back to the peaceful, leisurely days of Queen Victoria, when children addressed their parents as Mamma and Pappa, and to play croquet with a handsome curate was to be daringly modern.
It is the story of three sisters brought up in a well-to-do middleclaes home under the wing of a kindly if somewhat overwhelming mother. God is in His Heaven, Victoria is on her throne, all is right with the world.
Julia, Sarah and Catherine Ann are devoted to their home, devoted to one another. Yet each is an individual with her own tastes, whims, traits of character, love-problems.
A human, entertaining, and at times. an exciting story.
WORSE THAN WANTON, by Roderic Owen (Collins. 13s. 6d.).
A SEQUEL to "Green Heart of Heaven," this novel is also set in the South Sea Islands. It is about the marriage of Rose, the daughter of the English Governor to Sata, the son of the High Chief of Manahoa. Roderic Owen not only tells the story well. but he views his characters with a detachment so great that it is impossible not to understand the viewpoint a both bride and bridegroom.
" Worse Than Wanton " is a human. poignant story.
A HAUNTED LAND, by Randolph Stow (Macdonald. 13s. ód.).
THIS is a first novel by a young
Australian poet. It centres round the Maguire familyAndrew Maguire, tied to the memory of a dead and adored wife; his sons and daughter the dog Lash and a cat that sees ghosts. The story is melodramatic and excessive in horrors that pile one upon an other. Yet these faults are more than compensated for by a freshness and a wild poetic beauty that suggests Emily Bronte. It is to be hoped that Randolph Stow will write more novels.
THE TONTINE. by Thomas B. Costaln (Collins, 2Is.).
AN immense, crowded book of
nearly a thousand pages. It lumbers through almost the whole of the last century, from the time of the battle of Waterloo. There are innumerable characters and a constant change of scene England, Africa, Jamaica, Bermuda. America-so it goes on.
There is romance, colour, and excitement, but writing on this scale needs to be of a very high quality.

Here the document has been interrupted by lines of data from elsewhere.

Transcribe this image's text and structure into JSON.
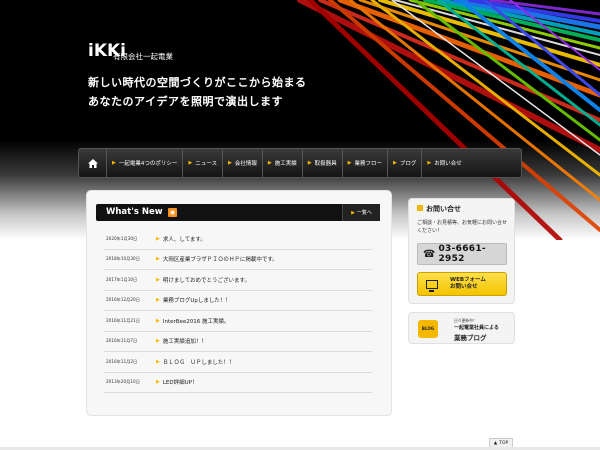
{
  "brand": {
    "logo": "iKKi",
    "company": "有限会社一起電業"
  },
  "hero": {
    "line1": "新しい時代の空間づくりがここから始まる",
    "line2": "あなたのアイデアを照明で演出します"
  },
  "nav": {
    "home_icon": "home-icon",
    "items": [
      {
        "label": "一起電業4つのポリシー"
      },
      {
        "label": "ニュース"
      },
      {
        "label": "会社情報"
      },
      {
        "label": "施工実績"
      },
      {
        "label": "取扱器具"
      },
      {
        "label": "業務フロー"
      },
      {
        "label": "ブログ"
      },
      {
        "label": "お問い合せ"
      }
    ]
  },
  "news": {
    "title": "What's New",
    "more": "一覧へ",
    "items": [
      {
        "date": "2020年1月30日",
        "text": "求人、してます。"
      },
      {
        "date": "2018年10月30日",
        "text": "大岡区産業プラザＰＩＯのＨＰに掲載中です。"
      },
      {
        "date": "2017年1月10日",
        "text": "明けましておめでとうございます。"
      },
      {
        "date": "2016年12月20日",
        "text": "業務ブログUpしました！！"
      },
      {
        "date": "2016年11月21日",
        "text": "InterBee2016 施工実績。"
      },
      {
        "date": "2016年11月7日",
        "text": "施工実績追加！！"
      },
      {
        "date": "2016年11月2日",
        "text": "ＢＬＯＧ　ＵＰしました！！"
      },
      {
        "date": "2013年20月10日",
        "text": "LED詳細UP！"
      }
    ]
  },
  "contact": {
    "title": "お問い合せ",
    "desc": "ご相談・お見積等、お気軽にお問い合せください！",
    "phone": "03-6661-2952",
    "web_line1": "WEBフォーム",
    "web_line2": "お問い合せ"
  },
  "blog": {
    "badge": "BLOG",
    "small": "日々更新中！",
    "line1": "一起電業社員による",
    "line2": "業務ブログ"
  },
  "top_link": "TOP",
  "colors": {
    "accent": "#f5b800",
    "header_bg": "#000000",
    "nav_bg": "#1e1e1e"
  }
}
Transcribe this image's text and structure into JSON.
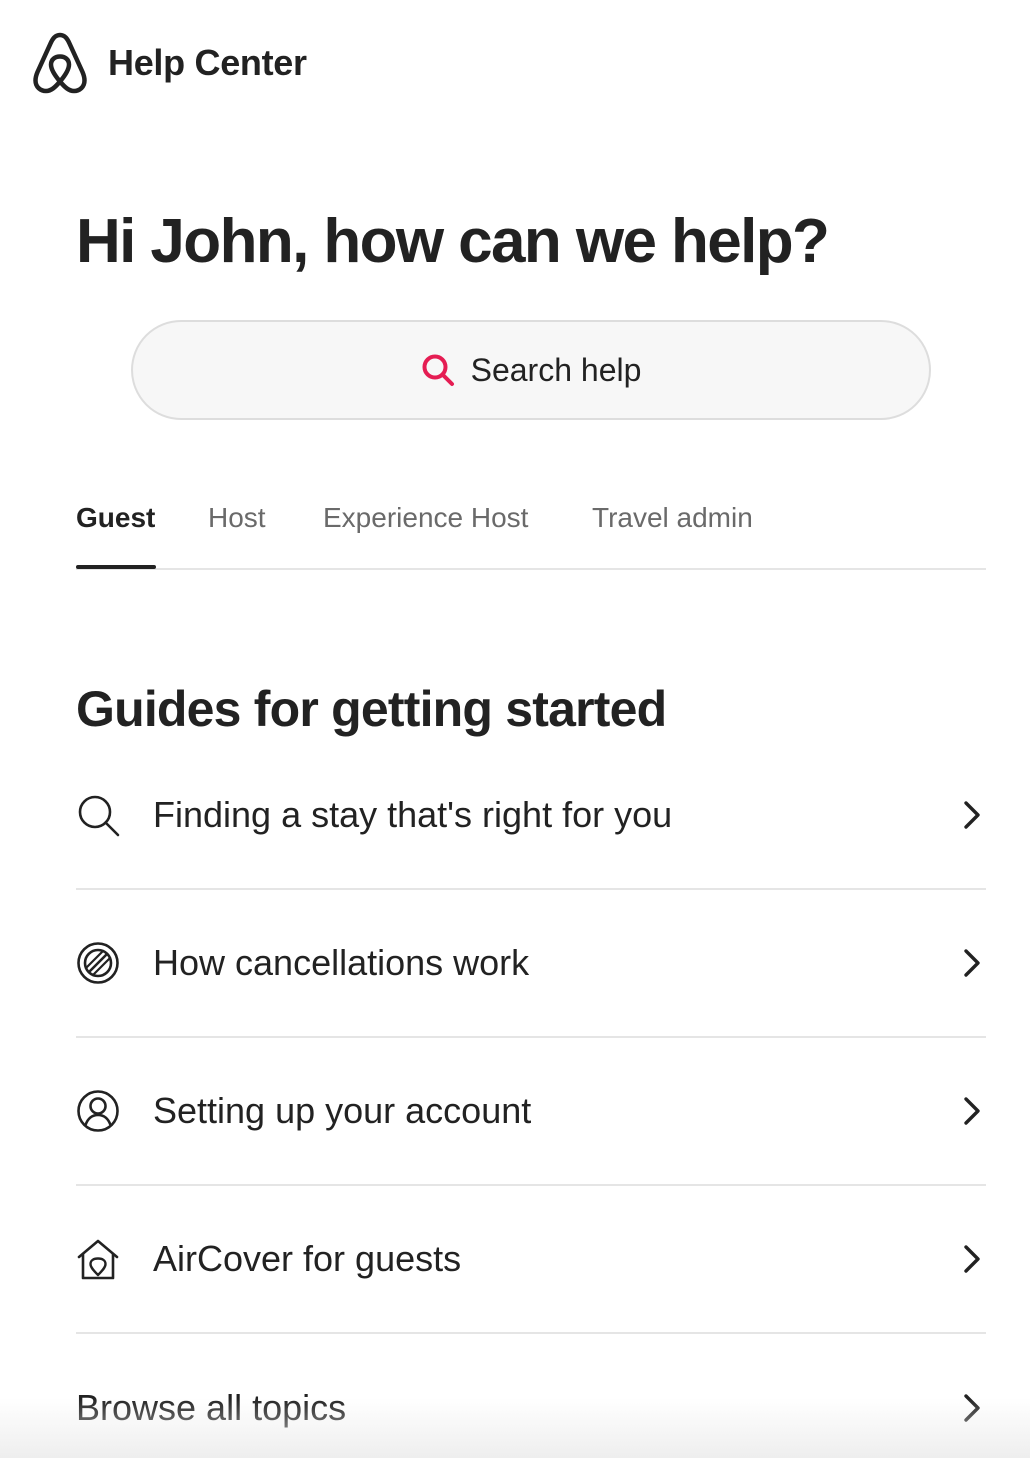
{
  "header": {
    "logo_icon": "airbnb-logo-icon",
    "title": "Help Center"
  },
  "hero": {
    "greeting": "Hi John, how can we help?"
  },
  "search": {
    "icon": "search-icon",
    "icon_color": "#E51D53",
    "label": "Search help"
  },
  "tabs": [
    {
      "label": "Guest",
      "active": true
    },
    {
      "label": "Host",
      "active": false
    },
    {
      "label": "Experience Host",
      "active": false
    },
    {
      "label": "Travel admin",
      "active": false
    }
  ],
  "guides": {
    "title": "Guides for getting started",
    "items": [
      {
        "icon": "search-icon",
        "label": "Finding a stay that's right for you"
      },
      {
        "icon": "cancel-icon",
        "label": "How cancellations work"
      },
      {
        "icon": "account-icon",
        "label": "Setting up your account"
      },
      {
        "icon": "aircover-home-icon",
        "label": "AirCover for guests"
      },
      {
        "icon": "",
        "label": "Browse all topics"
      }
    ]
  }
}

This novel is competently written, but one could hardly say moi-e, nor are the drawings good enough to justify being there, Still, those who like an enormous, spectacular film from Hollywood will enjoy " The Tontine."
NO CROWN OF GLORY, by John Goldthorpe (Longmans. Hs).
THIS hook also reminds me of a Hollywood film. Only a third of the length of " The Tontine." it yet remains a large. exuberant book (there are over forty characters) that tells with certain conviction and, sometimes with pathos, of the Roman persecution of the Christians in Alexandria at the beginning of the fourth century. It is particularly the story of the virgin, Theodora. Unlike some books on similar themes it gives the point of view of the Romans and of the Egyptian worshippers of Isis as well as that of the Christians.